Jane Van Ryan
Posted June 21, 2010
The brief argues the administration violated the law by failing to give the Gulf Coast states the opportunity to participate in the policy and decision-making process that led to the moratorium.
Further, the Governor's brief asserts there was no "rational reason" for the moratorium. "A drilling moratorium simply is not necessary to enforce the extensive rules and regulations already in place," the brief states.
In stating its case against the moratorium, the governor's office cites statistics that reflect the moratorium's dire impacts:
- In "only five months the moratorium will result in the direct layoff of 3,339 Louisiana workers and the loss of an additional 7,656 jobs indirectly in the State" according to the Center for Energy Studies at Louisiana State University.
- More than 20,000 existing and potential new jobs are at risk in the 12-18 months, according to the Louisiana Department of Economic Development.
- Rigs are beginning to leave the Gulf and are likely to make commitments at new locations in Brazil, Africa or the Middle East. Even after the moratorium ends, the Gulf might have "to wait an additional year or more for available rigs" to return, creating "a long-term economic disaster for Louisiana."
When the moratorium was announced on May 27, the president said it would last six months to give his Presidential Commission sufficient time to conduct a review of the Deepwater Horizon accident. However, the commission's first meeting won't occur until mid-July at the earliest, pushing its final report into next year.
ABOUT THE AUTHOR

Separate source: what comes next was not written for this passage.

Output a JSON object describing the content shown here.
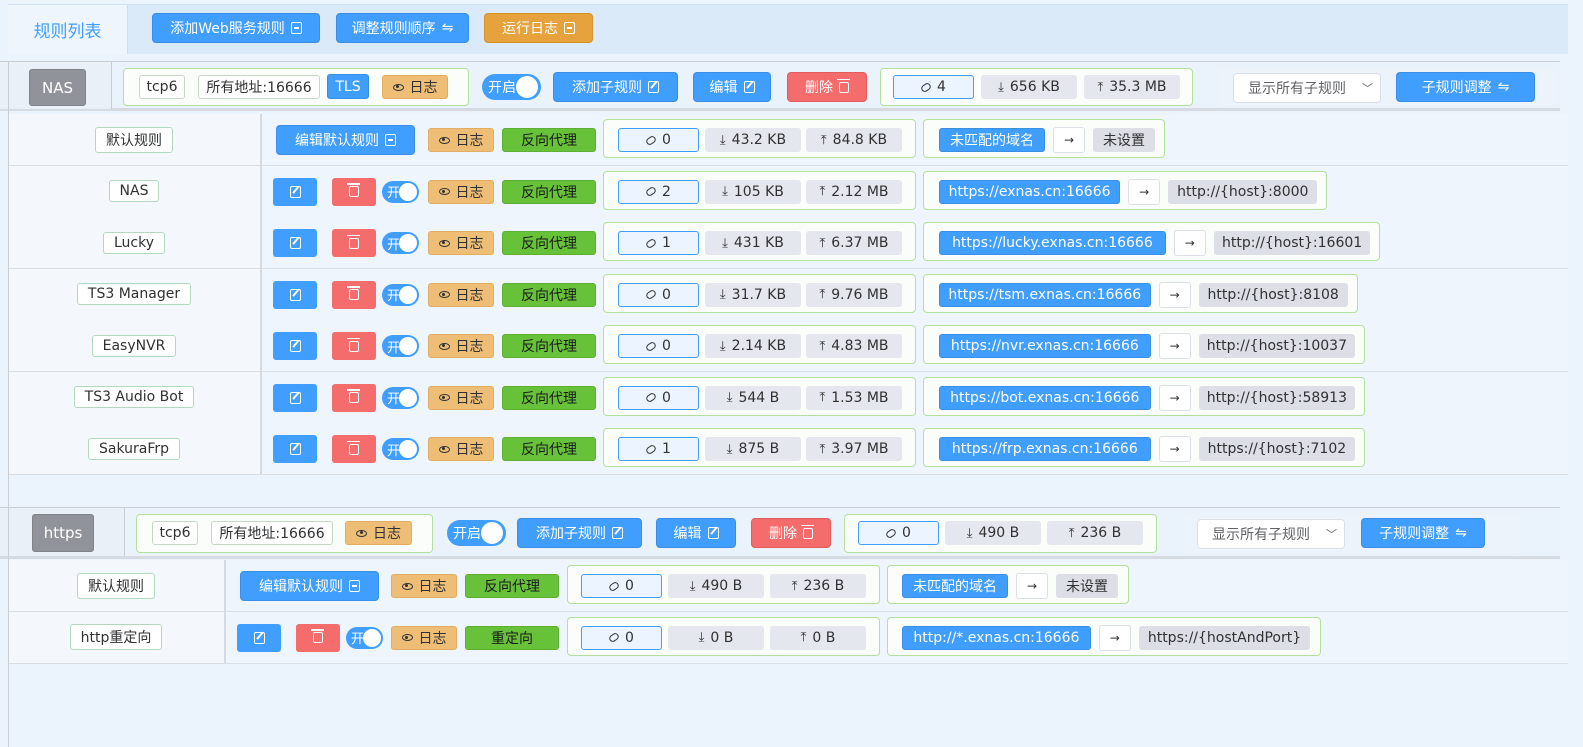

Jane Van Ryan was formerly senior communications manager and new media advisor at the American Petroleum Institute (API), where she wrote blog posts and produced podcasts and videos. Before coming to API, Jane managed communications for a large science and engineering corporation, and for a top-tier research and engineering university. A few years ago, you might have seen her in your living room when she delivered the news on television. Jane officially retired from API in 2011 and now freelances as an independent communications consultant when not gardening at her farm in Virginia.